Michael Fuller added: "I remember getting the bus out there, having a really good night and walking home.
"The Wurzels played there and I had my 21st there as well. Don't remember getting home but woke up in the afternoon on my mum's couch. The DJ apparently took me home."
Karen Isaac used to go every weekend in the late 70s and early 80s.
"My boyfriend at the time and I had many Iranian pals; we got on so well with them all and they were great dancers," she said.
"It was when disco and Saturday Night Fever was the rage.
'I remember it began being called 'grab-a-granny night'. That's when as I got older I decided never to go back again and make a fool of myself...'
"The dance floor would flood when it rained and you ended up dancing in a small pond! It was well before health and safety.
"I remember it began being called 'grab-a-granny night'. That's when as I got older I decided never to go back again and make a fool of myself."
Peggy Minter remembers walking home after many a Friday night at Bridge before working all day Saturday at Barnet Fair hairdressers, and then returning to Bridge that evening for a second night out.
"We would often pop into the Bridge Bakery early hours and try and cadge a lift back to Canterbury from one of the bakers finishing their shift," she said.
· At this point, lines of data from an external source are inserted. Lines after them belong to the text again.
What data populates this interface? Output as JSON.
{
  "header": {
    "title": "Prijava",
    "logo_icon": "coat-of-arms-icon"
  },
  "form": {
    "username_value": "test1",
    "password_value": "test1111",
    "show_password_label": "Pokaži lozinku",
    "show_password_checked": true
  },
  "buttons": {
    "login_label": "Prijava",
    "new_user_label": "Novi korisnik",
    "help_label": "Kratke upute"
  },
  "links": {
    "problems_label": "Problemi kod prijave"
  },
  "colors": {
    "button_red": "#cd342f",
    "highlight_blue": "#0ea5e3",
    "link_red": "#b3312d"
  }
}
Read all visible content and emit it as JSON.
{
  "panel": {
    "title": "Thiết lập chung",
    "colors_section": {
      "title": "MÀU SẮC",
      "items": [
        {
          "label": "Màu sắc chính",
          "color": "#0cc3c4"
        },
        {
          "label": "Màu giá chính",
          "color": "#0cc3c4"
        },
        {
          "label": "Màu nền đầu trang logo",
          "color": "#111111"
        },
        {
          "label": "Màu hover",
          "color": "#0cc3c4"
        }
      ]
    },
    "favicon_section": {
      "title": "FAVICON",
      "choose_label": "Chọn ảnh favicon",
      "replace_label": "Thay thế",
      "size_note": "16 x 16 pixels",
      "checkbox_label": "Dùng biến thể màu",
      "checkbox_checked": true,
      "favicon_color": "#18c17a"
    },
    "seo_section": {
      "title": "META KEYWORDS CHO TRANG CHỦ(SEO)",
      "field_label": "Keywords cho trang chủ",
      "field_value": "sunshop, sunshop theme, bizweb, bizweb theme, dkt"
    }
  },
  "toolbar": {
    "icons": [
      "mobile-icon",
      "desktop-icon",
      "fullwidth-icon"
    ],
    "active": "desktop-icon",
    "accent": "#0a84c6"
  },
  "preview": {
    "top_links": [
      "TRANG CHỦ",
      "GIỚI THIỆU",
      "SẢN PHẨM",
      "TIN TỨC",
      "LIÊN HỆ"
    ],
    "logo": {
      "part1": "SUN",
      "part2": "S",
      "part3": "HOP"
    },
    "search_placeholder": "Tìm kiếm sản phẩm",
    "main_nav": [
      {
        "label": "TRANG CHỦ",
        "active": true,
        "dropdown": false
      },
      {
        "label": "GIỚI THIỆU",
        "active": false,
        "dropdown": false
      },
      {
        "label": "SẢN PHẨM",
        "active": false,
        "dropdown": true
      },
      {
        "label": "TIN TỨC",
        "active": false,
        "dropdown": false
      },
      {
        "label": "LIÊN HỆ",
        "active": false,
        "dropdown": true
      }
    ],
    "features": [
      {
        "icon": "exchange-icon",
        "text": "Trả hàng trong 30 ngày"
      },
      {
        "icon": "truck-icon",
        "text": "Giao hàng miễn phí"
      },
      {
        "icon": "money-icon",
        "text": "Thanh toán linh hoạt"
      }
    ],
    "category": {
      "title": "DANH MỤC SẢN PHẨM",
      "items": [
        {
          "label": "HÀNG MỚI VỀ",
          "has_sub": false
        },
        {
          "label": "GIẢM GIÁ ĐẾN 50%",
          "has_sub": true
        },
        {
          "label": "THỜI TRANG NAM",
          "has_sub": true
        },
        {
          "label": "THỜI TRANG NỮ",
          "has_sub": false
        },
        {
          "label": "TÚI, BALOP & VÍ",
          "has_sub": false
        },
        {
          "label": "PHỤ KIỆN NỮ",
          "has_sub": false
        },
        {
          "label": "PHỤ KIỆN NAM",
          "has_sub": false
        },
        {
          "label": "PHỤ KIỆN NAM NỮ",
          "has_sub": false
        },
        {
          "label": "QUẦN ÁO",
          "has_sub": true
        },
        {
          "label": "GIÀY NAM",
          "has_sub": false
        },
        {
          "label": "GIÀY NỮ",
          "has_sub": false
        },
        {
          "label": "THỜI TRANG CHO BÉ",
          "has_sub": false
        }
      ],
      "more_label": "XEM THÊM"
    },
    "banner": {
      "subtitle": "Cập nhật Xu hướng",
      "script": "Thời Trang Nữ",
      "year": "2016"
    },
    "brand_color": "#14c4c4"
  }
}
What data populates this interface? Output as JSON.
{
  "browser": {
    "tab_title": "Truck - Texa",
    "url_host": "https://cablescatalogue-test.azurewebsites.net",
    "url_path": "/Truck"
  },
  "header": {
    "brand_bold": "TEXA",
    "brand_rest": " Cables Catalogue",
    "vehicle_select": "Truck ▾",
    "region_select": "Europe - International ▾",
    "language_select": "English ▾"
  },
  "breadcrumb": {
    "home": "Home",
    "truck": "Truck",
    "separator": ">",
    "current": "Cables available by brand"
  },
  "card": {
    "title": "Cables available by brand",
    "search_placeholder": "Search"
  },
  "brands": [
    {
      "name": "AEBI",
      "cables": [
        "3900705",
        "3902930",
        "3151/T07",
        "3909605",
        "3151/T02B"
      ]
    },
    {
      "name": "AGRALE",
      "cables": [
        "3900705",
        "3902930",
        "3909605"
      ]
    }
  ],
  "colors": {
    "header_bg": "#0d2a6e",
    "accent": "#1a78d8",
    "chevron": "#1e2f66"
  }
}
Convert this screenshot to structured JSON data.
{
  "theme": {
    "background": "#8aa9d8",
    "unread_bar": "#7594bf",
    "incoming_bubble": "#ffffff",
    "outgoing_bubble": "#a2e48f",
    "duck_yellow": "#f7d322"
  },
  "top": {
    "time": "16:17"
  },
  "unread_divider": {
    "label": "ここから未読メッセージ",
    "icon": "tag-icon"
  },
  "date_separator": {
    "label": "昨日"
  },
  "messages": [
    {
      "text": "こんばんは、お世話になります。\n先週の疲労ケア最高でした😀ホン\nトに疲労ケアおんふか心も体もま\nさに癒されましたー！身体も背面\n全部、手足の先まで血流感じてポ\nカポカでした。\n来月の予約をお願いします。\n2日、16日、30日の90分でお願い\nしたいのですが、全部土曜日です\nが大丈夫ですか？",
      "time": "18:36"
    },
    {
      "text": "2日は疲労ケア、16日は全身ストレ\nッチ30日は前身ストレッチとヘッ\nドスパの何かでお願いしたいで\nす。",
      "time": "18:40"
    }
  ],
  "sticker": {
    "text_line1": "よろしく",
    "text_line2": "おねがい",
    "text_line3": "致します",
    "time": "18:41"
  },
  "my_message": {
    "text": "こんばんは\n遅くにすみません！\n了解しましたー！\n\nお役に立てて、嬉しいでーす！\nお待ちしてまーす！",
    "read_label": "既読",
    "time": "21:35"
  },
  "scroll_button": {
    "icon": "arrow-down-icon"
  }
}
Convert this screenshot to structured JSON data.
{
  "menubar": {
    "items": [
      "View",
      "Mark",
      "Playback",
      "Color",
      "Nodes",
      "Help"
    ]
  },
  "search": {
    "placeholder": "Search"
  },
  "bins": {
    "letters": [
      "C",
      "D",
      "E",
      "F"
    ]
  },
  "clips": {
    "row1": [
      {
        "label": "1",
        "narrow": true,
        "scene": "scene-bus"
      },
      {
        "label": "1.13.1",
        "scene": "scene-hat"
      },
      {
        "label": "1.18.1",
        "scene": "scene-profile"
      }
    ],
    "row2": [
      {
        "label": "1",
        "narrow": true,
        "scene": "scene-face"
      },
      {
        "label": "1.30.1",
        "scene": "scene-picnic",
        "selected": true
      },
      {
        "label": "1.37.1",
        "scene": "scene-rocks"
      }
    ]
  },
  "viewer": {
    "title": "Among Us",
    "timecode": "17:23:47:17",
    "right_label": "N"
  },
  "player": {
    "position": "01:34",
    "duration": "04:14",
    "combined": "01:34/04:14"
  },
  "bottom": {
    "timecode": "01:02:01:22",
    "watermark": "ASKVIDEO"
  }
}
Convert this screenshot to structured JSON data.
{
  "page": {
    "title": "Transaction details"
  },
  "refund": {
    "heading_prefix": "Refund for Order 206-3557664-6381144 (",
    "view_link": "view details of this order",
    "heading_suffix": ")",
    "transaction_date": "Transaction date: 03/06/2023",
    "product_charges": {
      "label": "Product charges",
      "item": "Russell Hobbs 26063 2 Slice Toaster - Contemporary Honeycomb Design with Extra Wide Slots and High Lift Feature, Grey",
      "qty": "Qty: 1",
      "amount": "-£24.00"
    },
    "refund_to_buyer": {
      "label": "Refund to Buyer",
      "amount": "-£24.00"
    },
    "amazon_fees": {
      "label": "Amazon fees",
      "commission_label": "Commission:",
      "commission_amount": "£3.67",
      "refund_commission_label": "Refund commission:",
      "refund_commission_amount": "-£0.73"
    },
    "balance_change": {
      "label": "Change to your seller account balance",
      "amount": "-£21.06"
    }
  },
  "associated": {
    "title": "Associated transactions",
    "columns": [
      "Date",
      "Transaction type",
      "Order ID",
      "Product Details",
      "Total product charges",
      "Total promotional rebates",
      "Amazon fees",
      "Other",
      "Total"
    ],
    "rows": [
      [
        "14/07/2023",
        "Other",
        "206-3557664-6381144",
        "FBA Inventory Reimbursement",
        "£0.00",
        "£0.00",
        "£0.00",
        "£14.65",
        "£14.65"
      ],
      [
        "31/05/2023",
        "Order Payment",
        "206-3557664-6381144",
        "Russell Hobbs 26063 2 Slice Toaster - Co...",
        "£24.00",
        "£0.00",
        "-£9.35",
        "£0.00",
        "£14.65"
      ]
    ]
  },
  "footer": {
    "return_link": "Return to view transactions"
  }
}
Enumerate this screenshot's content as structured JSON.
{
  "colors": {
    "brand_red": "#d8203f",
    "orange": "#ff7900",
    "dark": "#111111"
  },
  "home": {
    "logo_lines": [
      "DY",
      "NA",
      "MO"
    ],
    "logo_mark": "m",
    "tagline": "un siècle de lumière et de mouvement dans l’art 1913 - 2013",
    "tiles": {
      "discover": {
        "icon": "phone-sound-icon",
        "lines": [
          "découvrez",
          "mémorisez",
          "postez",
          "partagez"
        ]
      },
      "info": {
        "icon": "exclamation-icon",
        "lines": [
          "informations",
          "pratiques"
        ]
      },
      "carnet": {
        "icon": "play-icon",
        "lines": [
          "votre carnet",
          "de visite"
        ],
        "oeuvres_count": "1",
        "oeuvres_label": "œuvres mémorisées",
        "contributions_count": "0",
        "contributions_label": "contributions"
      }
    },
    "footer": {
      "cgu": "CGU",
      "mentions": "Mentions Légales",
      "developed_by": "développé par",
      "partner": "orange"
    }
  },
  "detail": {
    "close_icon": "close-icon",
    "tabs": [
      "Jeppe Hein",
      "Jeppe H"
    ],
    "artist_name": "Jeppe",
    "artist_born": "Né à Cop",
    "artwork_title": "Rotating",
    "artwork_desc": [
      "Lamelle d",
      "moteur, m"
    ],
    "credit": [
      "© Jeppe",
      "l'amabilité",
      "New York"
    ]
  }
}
Bryan Cutting recalls: "Great memories of the place - Peter and his dogs by the door when you went in, sticky carpet, Thursday night rock disco, stag parties, slugging it out on the dance floor, loads of girls to try and dance with or chat up.
"That embarrassing walk back to your mates when you were turned down.Those were the days."
Barry Andrews was among several former club-goers who found love at the venue.
"I went in the late 70s and met my wife there in 1979 and got married the following year. Still married to her - fantastic memories."
A grand venue throughout the ages
The magnificent Jacobean country home, built around 1638, had long-been a great society attraction, where the good and great were entertained with fine food and wine.
Now beautifully restored and extended to become one of the luxury Pig Hotels, it was originally built for Sir Arnold Braems, the first manager of Dover Harbour and a member of the Restoration Parliament.
He seems to have known everybody who was anybody in society and government, entertaining Lord Nelson and Lady Hamilton, and counting the diarist Samuel Pepys - who mentions him four times in his diary - as an eating and drinking companion.
But the cost of maintaining the property, as well as the lavish entertainment, appears to have proved too much for Sir Arnold's heirs, who sold the property and gardens in 1704 to neighbouring estate owner John Taylor.
For reasons that are unclear, perhaps economically or because of fire damage, he pulled down the greater part of the building, leaving only one wing standing.
Through the next two centuries the house remained home to the local great and good, and would have been well-known to authors Joseph Conrad, who lived just down the road in Bishopsbourne, and Ian Fleming, who wrote the James Bond novel ‘You Only Live Twice’ at the Duck Inn in the neighbouring village of Pett Bottom,
Suffering the gradual neglect common to country houses in the war and post-war years, the house was eventually saved and restored by Peter, who created its legendary status as a music venue.
But while it remained his home until 2018, its days as a music venue were over as Peter's attentions were diverted away to new restoration projects in Devon.
And he has just acquired the Abbot's Fireside at Elham which he is refurbishing and plans to reopen when Covid restrictions allow.
Bridge Place now has a new chapter in its long, colouorful history as The Pig hotel at Bridge although the owners say it still embraces its rock and roll vibe.
"They've done a grand job of it and I'm glad there's still a nod to its past, " said Peter.
"It was a huge part of my life and I will always have fond memories of the place and those times."